"""

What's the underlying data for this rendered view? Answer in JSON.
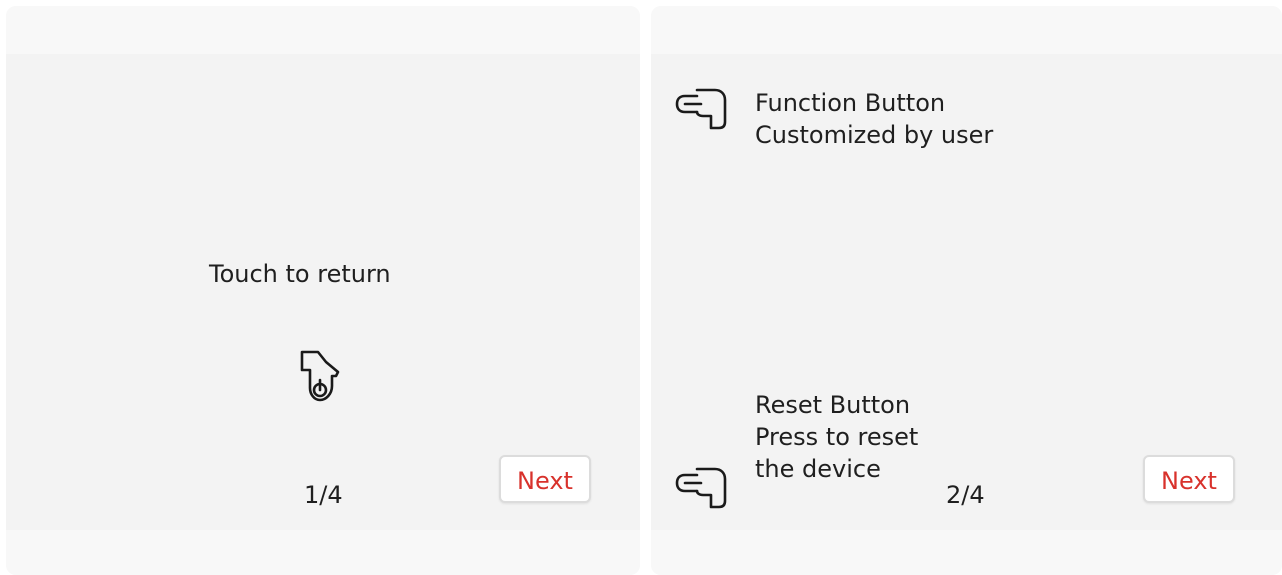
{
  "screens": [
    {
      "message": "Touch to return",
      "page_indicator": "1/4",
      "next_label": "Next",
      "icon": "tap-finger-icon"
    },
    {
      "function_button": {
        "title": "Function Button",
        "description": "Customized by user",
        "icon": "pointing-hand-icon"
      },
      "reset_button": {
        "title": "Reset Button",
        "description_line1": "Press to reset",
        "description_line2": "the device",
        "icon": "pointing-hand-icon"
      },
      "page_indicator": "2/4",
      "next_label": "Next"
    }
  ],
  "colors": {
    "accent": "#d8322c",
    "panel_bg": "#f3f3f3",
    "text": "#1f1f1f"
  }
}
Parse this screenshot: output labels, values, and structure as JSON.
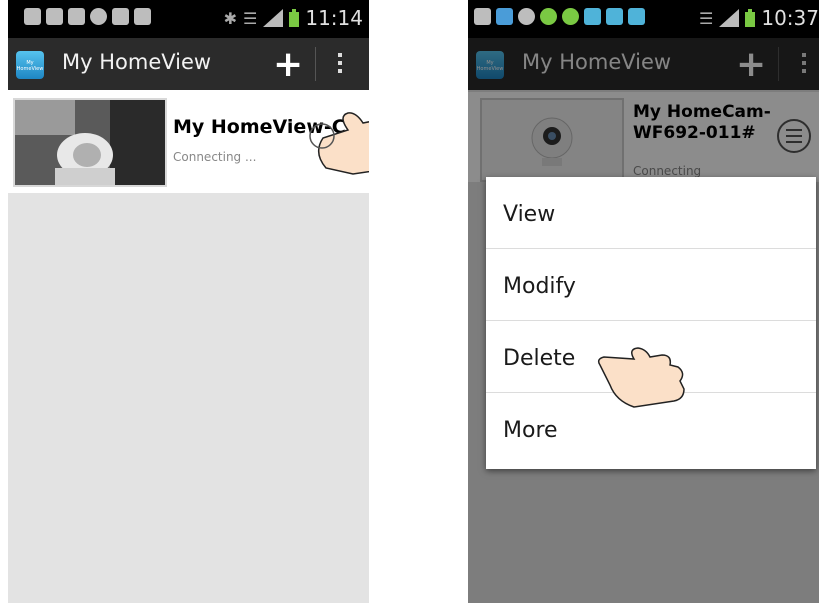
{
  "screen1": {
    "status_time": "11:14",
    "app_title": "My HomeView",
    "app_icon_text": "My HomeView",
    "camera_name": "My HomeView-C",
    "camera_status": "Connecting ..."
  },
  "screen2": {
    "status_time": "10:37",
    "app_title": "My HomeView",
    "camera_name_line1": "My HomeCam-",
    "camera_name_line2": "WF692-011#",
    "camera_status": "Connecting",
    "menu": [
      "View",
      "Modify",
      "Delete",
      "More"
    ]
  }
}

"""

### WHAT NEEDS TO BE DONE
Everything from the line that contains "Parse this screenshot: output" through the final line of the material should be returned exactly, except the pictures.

### ANSWER TO THE EXERCISE
Parse this screenshot: output labels, values, and structure as JSON.
{
  "screen1": {
    "status_time": "11:14",
    "app_title": "My HomeView",
    "app_icon_text": "My HomeView",
    "camera_name": "My HomeView-C",
    "camera_status": "Connecting ..."
  },
  "screen2": {
    "status_time": "10:37",
    "app_title": "My HomeView",
    "camera_name_line1": "My HomeCam-",
    "camera_name_line2": "WF692-011#",
    "camera_status": "Connecting",
    "menu": [
      "View",
      "Modify",
      "Delete",
      "More"
    ]
  }
}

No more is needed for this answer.